What do you like eating? This might sound like a silly question but you'd be surprised the amount of people who grow mountains of courgettes because they're easy to grow but don't actually like eating them! Apart from being a wonderful hobby the big pay off for home vegetable growers is happily munching your way through homegrown crops and experiencing the flavour and satisfaction of the fact you did it yourself.Start Small Vegetable gardening really isn't difficult but it does require some work keeping your plants healthy and weed free. Don't plant more than you can easily look after as you don't want the pleasure of growing to turn into a chore.
I would strongly recommend growing in containers or raised beds for the first year to see how you get on as they will be much easier to take care of. A 6ft by 3ft raised bed will give you a surprising amount of crop but you can also use a variety of smaller planters for specific plants like carrots, potatoes, tomatoes and salad. I include some links to examples of easy to use containers and beds to get you going:
Keep it simple - Grow easy crops Don't go immediately for exotic crops as many of them will require special attention to flourish. Many warmer climate varieties need considerable nursing to grow in our cool Summers so grow plants which are as forgiving as possible. I would also steer clear of most of the Brassica family (cabbage, cauliflower, broccoli, sprouts) for the first year as they take up a lot of room (you'll need a bigger plot to look after) and they can be a little tricky.
I would recommend any beginner to grow salads as they're quick and easy and will give you a feel for how plants grow but if you'd like to be more adventurous here's our list of recommended plants for first time gardeners:
Broad Beans - Aquadulce Claudia Runner Bean - Enorma Beetroot - Pablo Carrot - Early Nantes Chard - Swiss Chard Chives - Fine Leaved Courgette - Defender F1 Kale - Red Russian Lettuce - Little Gem, Batavia Red & Green Mix, Crisphead Saladin Oriental salad - Mizuna, Mustard Red Frills, Rocket Napoli. Parsley - Italian Giant Pea - Sugar Snap Delikett Radish - Short Top Forcing Spring Onion -Ishikura Bunching Spinach - Perpetual Spinach Squash - Uchiki Kuri Turnip - Purple Top Milan Onion - Santero Potato - Homeguard, Orla, Setanta.
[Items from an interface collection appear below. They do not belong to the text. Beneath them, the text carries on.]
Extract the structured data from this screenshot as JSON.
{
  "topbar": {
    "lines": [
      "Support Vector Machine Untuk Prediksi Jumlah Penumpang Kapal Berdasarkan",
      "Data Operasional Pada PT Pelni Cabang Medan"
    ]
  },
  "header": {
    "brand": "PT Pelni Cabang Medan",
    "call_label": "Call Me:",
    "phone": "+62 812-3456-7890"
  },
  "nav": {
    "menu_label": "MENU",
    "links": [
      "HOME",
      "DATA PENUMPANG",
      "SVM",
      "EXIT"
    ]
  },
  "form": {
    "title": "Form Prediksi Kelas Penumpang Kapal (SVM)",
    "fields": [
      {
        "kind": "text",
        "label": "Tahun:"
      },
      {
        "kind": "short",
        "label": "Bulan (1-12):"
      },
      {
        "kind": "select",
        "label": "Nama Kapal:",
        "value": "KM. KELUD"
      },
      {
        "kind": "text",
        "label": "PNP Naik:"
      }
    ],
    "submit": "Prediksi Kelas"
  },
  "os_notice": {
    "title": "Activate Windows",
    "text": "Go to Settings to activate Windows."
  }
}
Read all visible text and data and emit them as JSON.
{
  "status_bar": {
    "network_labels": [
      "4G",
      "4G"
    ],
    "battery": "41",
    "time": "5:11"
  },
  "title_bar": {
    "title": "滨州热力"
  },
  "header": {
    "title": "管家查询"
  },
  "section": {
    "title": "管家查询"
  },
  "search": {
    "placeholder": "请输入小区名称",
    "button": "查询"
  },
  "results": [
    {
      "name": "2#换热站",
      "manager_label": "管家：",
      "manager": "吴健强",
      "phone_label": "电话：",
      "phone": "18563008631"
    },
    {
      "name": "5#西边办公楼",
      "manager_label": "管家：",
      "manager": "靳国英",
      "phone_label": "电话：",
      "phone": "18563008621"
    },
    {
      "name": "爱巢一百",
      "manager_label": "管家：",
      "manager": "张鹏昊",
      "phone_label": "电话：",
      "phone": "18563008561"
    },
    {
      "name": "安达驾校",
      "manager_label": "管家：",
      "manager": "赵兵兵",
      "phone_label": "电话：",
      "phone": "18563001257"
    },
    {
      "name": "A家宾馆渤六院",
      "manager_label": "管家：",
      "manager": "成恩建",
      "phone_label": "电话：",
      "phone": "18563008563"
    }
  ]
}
Make sure you have enough light - Location location location. Most vegetables will need at least 6 hours of sunshine per day to produce a good crop so the location of your garden is important. A south facing garden is ideal but if you have a more shaded spot there will still be plants you can grow but you will be more limited to shade tolerant varieties.
Start plants off in modules or buy seedling plants You'll have a much better chance of success. Direct sowing can be tricky with the emerging seedling being susceptible to attack from slugs or other pests. Growing in modules means starting the seed off in a gentle environment in a small compost module or plug. You can link to our article on growing in modular trays here.
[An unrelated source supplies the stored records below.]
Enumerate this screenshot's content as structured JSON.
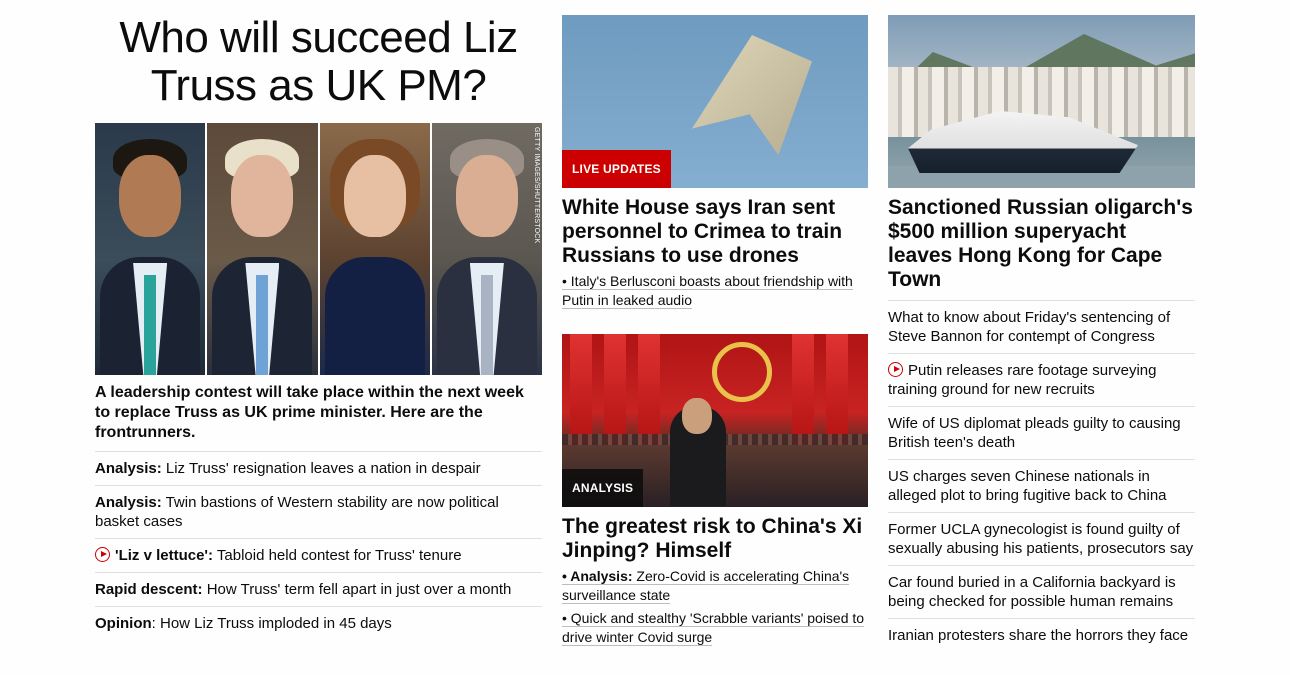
{
  "col1": {
    "headline": "Who will succeed Liz Truss as UK PM?",
    "image_credit": "GETTY IMAGES/SHUTTERSTOCK",
    "description": "A leadership contest will take place within the next week to replace Truss as UK prime minister. Here are the frontrunners.",
    "links": [
      {
        "prefix": "Analysis:",
        "text": " Liz Truss' resignation leaves a nation in despair"
      },
      {
        "prefix": "Analysis:",
        "text": " Twin bastions of Western stability are now political basket cases"
      },
      {
        "prefix": "'Liz v lettuce':",
        "text": " Tabloid held contest for Truss' tenure",
        "icon": "play-icon"
      },
      {
        "prefix": "Rapid descent:",
        "text": " How Truss' term fell apart in just over a month"
      },
      {
        "prefix": "Opinion",
        "text": ": How Liz Truss imploded in 45 days"
      }
    ]
  },
  "col2": {
    "story1": {
      "badge": "LIVE UPDATES",
      "title": "White House says Iran sent personnel to Crimea to train Russians to use drones",
      "sublink": "• Italy's Berlusconi boasts about friendship with Putin in leaked audio"
    },
    "story2": {
      "badge": "ANALYSIS",
      "title": "The greatest risk to China's Xi Jinping? Himself",
      "sublink1_prefix": "• Analysis:",
      "sublink1_text": " Zero-Covid is accelerating China's surveillance state",
      "sublink2": "• Quick and stealthy 'Scrabble variants' poised to drive winter Covid surge"
    }
  },
  "col3": {
    "title": "Sanctioned Russian oligarch's $500 million superyacht leaves Hong Kong for Cape Town",
    "items": [
      {
        "text": "What to know about Friday's sentencing of Steve Bannon for contempt of Congress"
      },
      {
        "text": "Putin releases rare footage surveying training ground for new recruits",
        "icon": "play-icon"
      },
      {
        "text": "Wife of US diplomat pleads guilty to causing British teen's death"
      },
      {
        "text": "US charges seven Chinese nationals in alleged plot to bring fugitive back to China"
      },
      {
        "text": "Former UCLA gynecologist is found guilty of sexually abusing his patients, prosecutors say"
      },
      {
        "text": "Car found buried in a California backyard is being checked for possible human remains"
      },
      {
        "text": "Iranian protesters share the horrors they face"
      }
    ]
  },
  "colors": {
    "accent": "#cc0000",
    "text": "#0c0c0c",
    "divider": "#e0e0e0"
  }
}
Seedling plug plants are baby vegetable plants ready to plant out and get going. We supply a wide range of 4 week old plants to get you past some of the tricky stuff and directly on to the home straight.
Soil - compost Don't forget vegetables require a higher nutrient level than flowering plants so you need to make sure your soil well nourished enough to support your plants. In small planters a good multipurpose compost is fine provided you add the right plant feed for your plants but for larger raised beds we recommend a soil/compost mix.
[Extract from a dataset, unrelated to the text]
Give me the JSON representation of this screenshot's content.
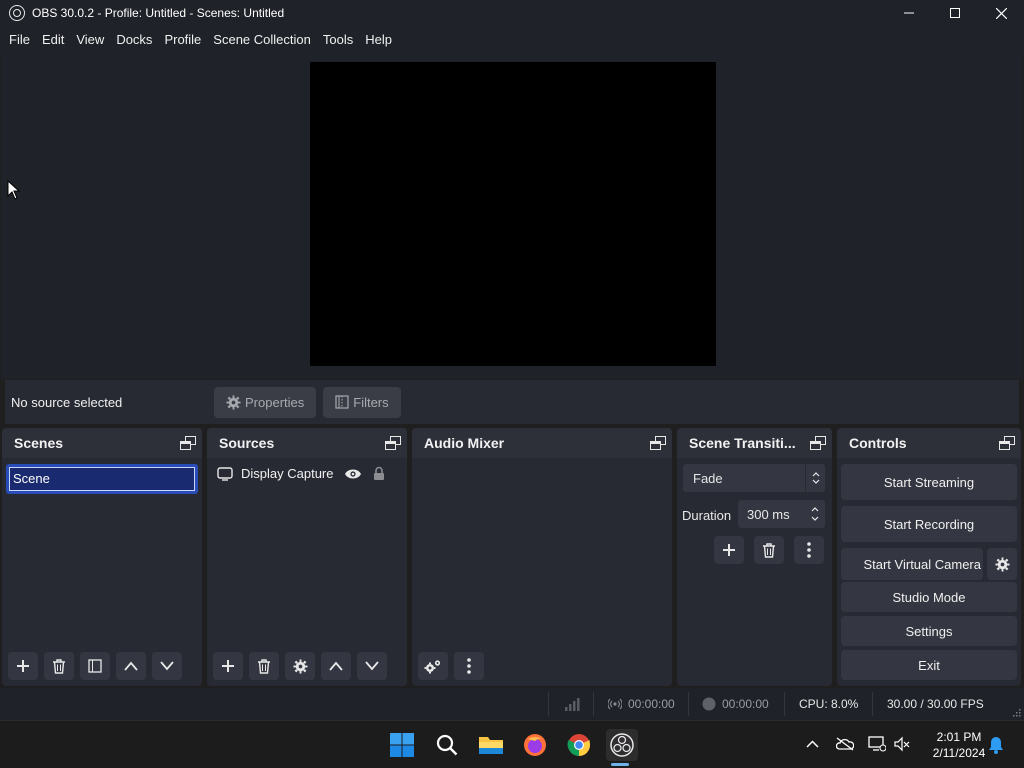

For a handy top quality plant feed for adding to multi purpose compost you won't find better than 'Seamungus' free range chicken manure and seaweed feed. It's a pelleted product which contains nitrogen from the chicken manure as well as a broad range of nutrients from the seaweed. It's an essential part of the beginners toolkit.
Spacing Spacing is one of the most common mistakes the beginner will make with plants often spaced too close together, cramped plants will not thrive and will produce weak and stunted specimens. This really is important and can sometimes be hard for a beginner. For example a cabbage plant will need 50cm between plants and another 50cm between rows. This can be difficult to imagine when you're holding a tiny seed in your hand but this adds up to metre diameter circle around each plant, bet you never thought it's be that much!
You will see the correct spacing when you click on any of our seeds in the seed shop.
You can also follow us on our youtube channel as expert organic gardener Klaus Laitenberger and myself take you from seed to finished plant with a broad variety of vegetables.